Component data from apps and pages
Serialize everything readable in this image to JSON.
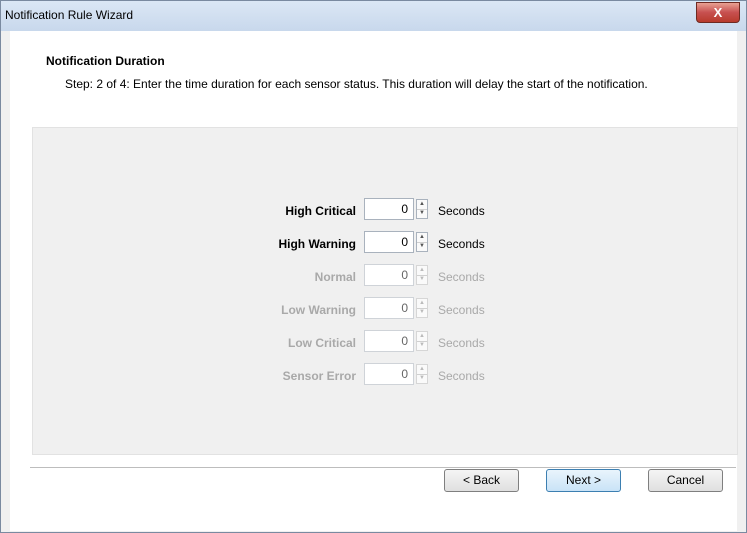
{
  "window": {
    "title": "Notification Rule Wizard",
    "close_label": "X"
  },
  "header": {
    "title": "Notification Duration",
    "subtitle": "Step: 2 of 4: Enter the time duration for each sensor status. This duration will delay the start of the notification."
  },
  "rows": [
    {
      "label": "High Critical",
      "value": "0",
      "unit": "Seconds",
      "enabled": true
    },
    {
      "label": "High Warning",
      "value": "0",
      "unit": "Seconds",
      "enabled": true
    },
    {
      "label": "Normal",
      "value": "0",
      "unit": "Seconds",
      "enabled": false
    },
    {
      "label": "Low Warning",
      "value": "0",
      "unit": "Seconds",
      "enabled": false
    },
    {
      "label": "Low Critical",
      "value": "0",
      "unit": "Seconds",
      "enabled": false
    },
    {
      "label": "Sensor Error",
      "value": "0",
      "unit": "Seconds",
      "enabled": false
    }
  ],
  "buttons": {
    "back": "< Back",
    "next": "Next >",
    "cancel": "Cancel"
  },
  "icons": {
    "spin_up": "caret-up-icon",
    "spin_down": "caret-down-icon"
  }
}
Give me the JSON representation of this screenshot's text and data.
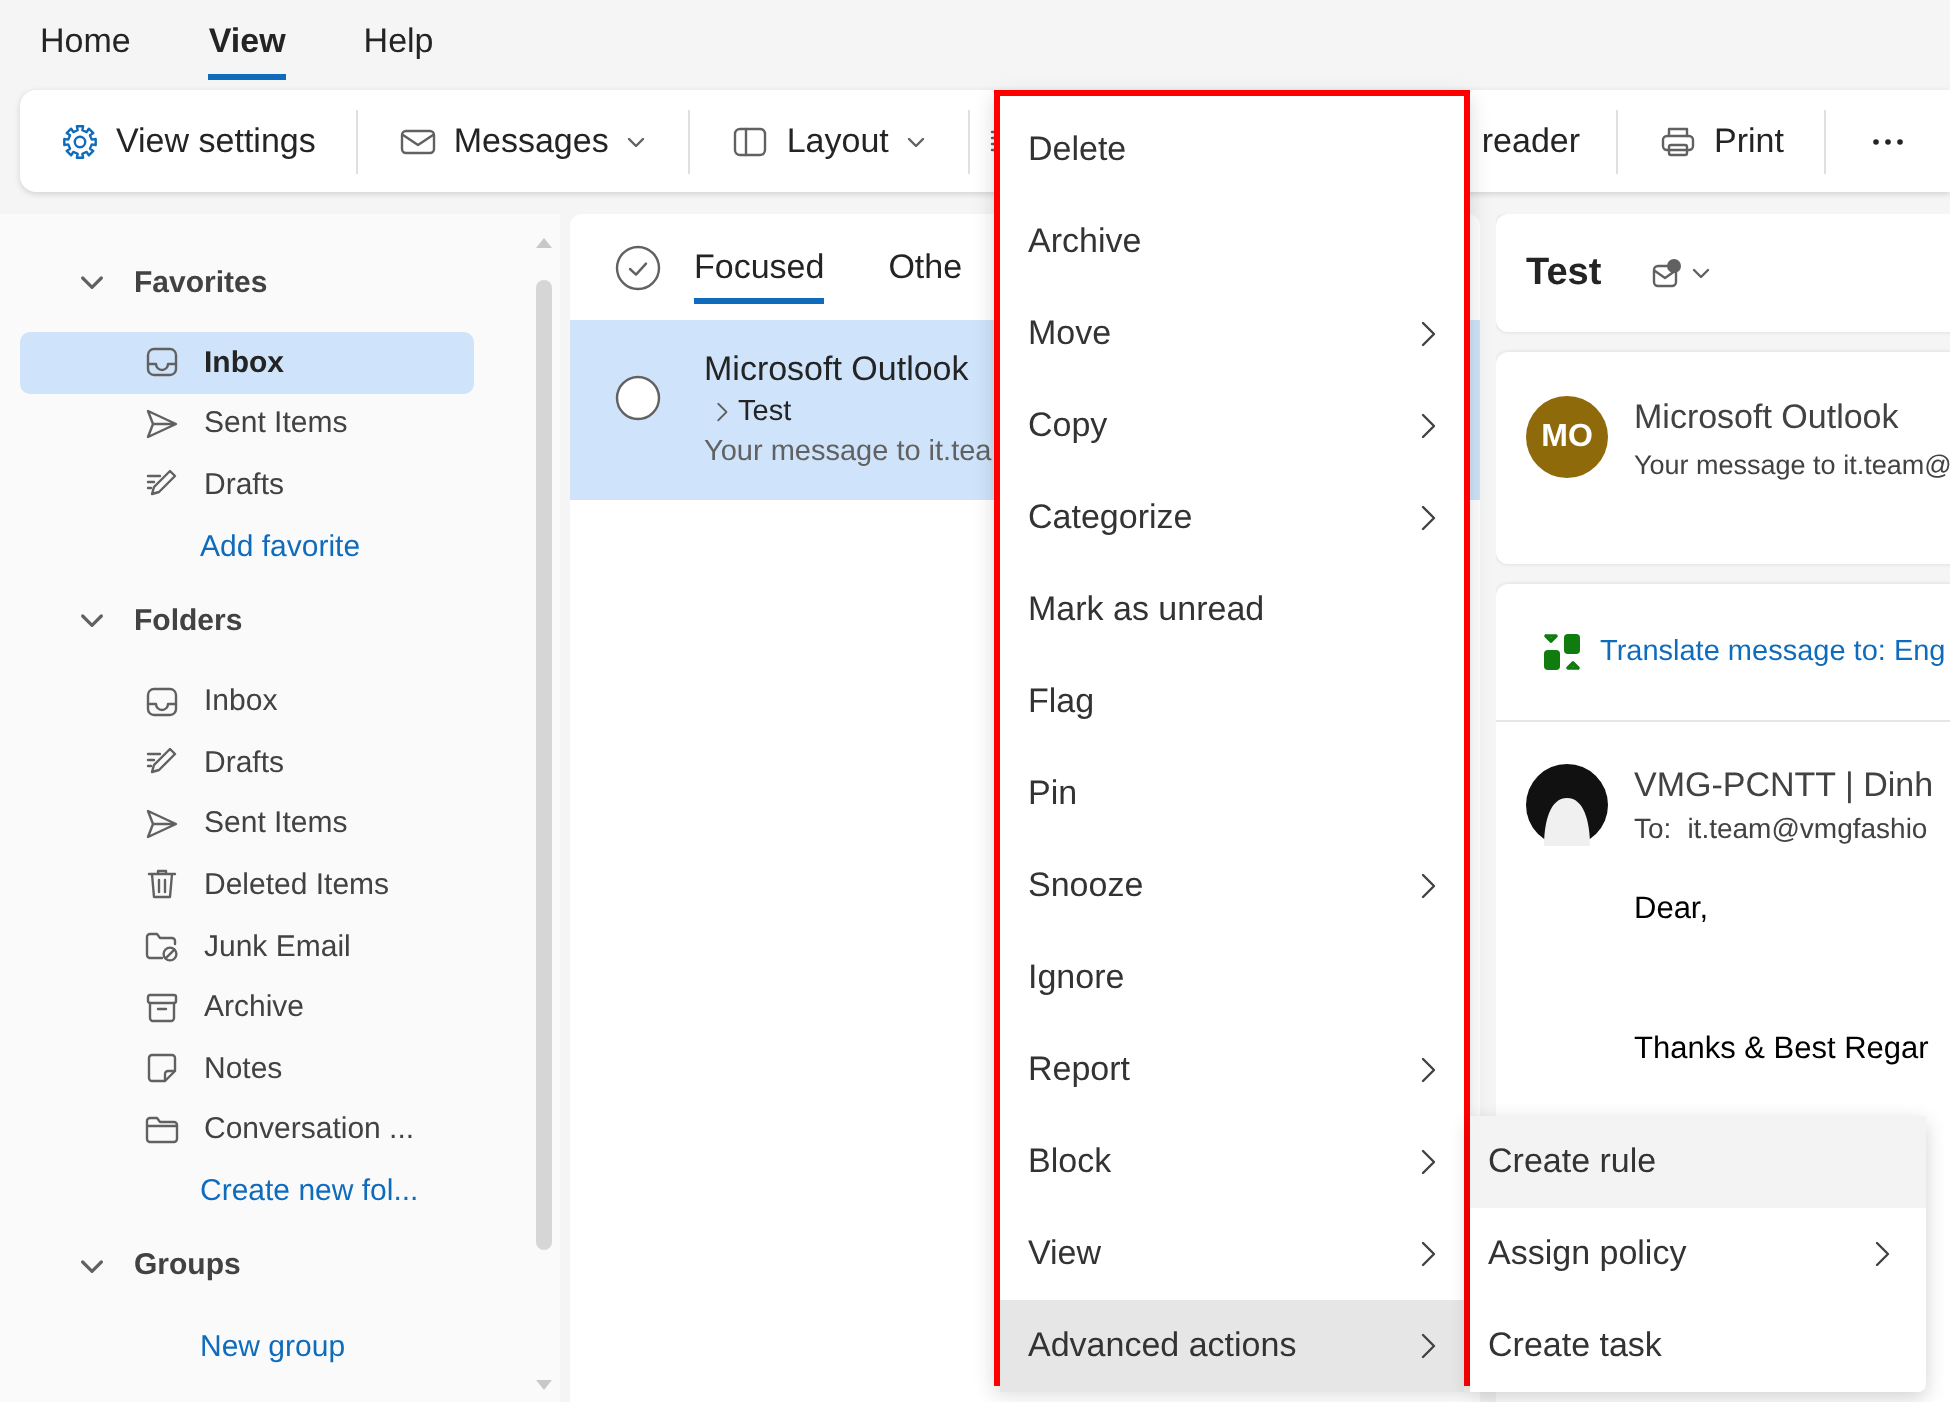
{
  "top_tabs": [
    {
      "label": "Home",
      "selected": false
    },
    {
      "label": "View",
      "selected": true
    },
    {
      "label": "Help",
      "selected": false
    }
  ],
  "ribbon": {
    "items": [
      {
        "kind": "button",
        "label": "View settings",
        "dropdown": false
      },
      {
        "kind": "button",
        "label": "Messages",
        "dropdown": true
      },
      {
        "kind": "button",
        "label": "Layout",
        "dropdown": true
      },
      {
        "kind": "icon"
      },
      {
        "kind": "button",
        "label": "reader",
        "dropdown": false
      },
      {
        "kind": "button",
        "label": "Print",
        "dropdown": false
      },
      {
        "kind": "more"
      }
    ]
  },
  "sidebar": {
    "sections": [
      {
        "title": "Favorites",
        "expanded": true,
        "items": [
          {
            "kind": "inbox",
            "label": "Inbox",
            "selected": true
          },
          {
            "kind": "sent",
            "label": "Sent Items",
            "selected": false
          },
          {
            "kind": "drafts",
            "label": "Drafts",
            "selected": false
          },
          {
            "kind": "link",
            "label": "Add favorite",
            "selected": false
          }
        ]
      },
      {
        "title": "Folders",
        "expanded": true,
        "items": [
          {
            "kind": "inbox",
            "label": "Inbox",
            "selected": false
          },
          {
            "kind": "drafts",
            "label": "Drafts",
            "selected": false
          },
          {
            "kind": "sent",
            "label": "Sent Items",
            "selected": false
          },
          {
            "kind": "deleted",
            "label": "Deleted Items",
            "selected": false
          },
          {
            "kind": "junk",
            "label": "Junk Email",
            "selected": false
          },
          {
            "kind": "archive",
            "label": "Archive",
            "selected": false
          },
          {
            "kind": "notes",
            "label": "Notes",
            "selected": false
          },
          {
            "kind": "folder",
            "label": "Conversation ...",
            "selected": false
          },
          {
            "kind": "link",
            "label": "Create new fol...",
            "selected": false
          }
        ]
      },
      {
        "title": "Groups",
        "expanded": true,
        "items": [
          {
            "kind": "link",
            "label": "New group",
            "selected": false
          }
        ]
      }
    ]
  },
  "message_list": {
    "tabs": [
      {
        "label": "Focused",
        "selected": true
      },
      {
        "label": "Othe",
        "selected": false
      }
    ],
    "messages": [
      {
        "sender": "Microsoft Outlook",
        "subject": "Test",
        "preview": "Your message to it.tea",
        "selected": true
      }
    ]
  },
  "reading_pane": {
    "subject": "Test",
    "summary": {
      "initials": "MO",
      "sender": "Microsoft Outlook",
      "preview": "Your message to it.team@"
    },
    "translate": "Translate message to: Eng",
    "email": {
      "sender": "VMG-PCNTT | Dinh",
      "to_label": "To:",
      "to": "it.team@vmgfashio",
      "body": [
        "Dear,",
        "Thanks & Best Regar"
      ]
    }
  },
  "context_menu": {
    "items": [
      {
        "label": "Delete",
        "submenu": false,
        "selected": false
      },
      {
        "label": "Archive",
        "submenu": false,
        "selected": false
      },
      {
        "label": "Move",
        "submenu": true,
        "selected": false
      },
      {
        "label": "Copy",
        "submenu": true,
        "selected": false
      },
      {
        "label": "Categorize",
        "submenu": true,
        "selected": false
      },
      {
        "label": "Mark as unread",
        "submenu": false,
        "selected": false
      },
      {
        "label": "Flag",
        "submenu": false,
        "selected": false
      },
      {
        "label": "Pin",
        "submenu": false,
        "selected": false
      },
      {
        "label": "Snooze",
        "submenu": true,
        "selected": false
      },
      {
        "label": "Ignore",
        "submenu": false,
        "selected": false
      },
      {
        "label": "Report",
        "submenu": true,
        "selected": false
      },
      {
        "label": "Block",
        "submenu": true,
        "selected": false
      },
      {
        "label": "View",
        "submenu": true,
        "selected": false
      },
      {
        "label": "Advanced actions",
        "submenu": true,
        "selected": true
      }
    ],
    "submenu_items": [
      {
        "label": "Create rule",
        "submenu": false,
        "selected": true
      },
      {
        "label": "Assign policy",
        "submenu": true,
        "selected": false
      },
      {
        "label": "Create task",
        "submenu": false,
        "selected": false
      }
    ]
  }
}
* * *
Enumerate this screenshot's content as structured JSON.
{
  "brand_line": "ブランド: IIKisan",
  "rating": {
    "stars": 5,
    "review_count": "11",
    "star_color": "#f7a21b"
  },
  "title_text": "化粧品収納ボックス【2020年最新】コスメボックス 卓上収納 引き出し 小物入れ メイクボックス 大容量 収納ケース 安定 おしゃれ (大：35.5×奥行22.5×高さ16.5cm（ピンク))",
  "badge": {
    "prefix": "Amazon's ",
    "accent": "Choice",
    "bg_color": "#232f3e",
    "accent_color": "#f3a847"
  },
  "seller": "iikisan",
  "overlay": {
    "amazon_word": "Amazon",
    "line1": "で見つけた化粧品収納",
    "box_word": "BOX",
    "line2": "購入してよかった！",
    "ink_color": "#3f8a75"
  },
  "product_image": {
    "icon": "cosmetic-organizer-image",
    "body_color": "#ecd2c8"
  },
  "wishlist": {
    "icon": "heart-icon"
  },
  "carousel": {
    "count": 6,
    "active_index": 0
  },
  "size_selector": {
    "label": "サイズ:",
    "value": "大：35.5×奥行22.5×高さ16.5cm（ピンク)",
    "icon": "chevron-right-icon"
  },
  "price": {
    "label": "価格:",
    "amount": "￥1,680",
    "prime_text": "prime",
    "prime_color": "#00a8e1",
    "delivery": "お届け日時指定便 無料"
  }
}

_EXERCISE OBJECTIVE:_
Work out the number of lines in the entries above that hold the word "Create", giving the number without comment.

_SOLUTION:_
3